Category Archives: Ask a Microbiologist

Ask a Microbiologist #3: What’s in the almond milk?

Today’s installment of Ask a Microbiologist comes from a reader wondering what might be in that old almond milk in the fridge:

English: Raw Almond Milk
Raw Almond Milk (Photo credit: Wikipedia)

“I found an open container of almond milk in my fridge the other day and it was OLD – I’m talking it had been opened for at least a month at this point. I know that as soon as it’s opened, the pasteurized almond milk is immediately primed for bacterial breeding. I was just curious as to which pathogenic (entero) bacteria are most likely to colonize at this point; I’m curious because there were zero indications of growth (ie no swelling of the container and no abnormal smells, colors, or textures).”

-Wondering what’s in there

Well WWIT, I’m glad you asked this, as I was starting to wonder about my soy milk as well.

This is a very open ended question and three main ways to inoculate your drink that could potentially lead to different contaminating microbes, some of which could be pathogenic. Continue reading Ask a Microbiologist #3: What’s in the almond milk?

Ask a Microbiologist #2: Questions from a future scientist

Bacteriophage attacking a bacterial cell
Bacteriophage attacking a bacterial cell (Photo credit: AJC1)

This week I received my first piece of reader mail and it contained some great questions from an undergraduate student at what I’ll call Big U. Here’s the background:

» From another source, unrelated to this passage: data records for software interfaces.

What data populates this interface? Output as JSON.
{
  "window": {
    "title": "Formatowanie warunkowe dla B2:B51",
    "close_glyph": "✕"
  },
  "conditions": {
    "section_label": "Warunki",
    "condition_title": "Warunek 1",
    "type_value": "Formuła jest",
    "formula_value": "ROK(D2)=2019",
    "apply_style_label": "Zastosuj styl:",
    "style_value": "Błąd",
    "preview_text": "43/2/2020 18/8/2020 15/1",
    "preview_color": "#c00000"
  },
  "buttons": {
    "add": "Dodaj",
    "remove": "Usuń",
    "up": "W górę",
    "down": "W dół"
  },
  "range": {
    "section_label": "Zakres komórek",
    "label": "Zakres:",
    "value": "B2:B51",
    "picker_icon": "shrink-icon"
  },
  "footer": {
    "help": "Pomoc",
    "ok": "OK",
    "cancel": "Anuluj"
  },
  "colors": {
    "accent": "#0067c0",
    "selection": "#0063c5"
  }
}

“I’m currently still working on my bachelors, but it is my ambition to earn my PhD, become a microbiologist, and research virology and bacteriology, topics which I have found articles on in your blog. However, I am new to the world of research, and I would love to be able to get some of your insights into a potential future in this field.”

A couple of these I really wish I’d know to ask before jumping into graduate school myself. So without further ado I’ll go straight into the questions. Continue reading Ask a Microbiologist #2: Questions from a future scientist

Ask A Microbiologist #1

Work. (1 of 2)
Work. (1 of 2) (Photo credit: musicalwds)

After writing for a month I’ve gotten my first reader question and I’m excited to share the answer with the rest of you. Here’s the question I got a week ago from a reader working in a tissue bank regarding their samples:

I work in a tissue bank and have some concerns in the practice we use for handling our tissue. When the tissue is ready for processing we receive it in a partially frozen state. To thaw, we have the tissue soak in sterile water for a period of 15 min. We process in rooms with air exchanges that are similar to a hospitals OR. We do have preventative measures after the process we take to protect the tissue. However, we recently have been trying to accommodate clients by processing aseptically. My question is, can the use of water create a harbor for bacterial growth considering the length of time the tissue will remain in the room throughout the duration of the process. (8 to 16 hours) and would there be any alternative means of a safer way in which to thaw the tissue?                                                                                                                -G

 This is a great question but a little bit outside of lab work that I’m personally familiar with. Thankfully though, aseptic technique works the same way everywhere, so here are some suggestions I came up with based on my experience. Continue reading Ask A Microbiologist #1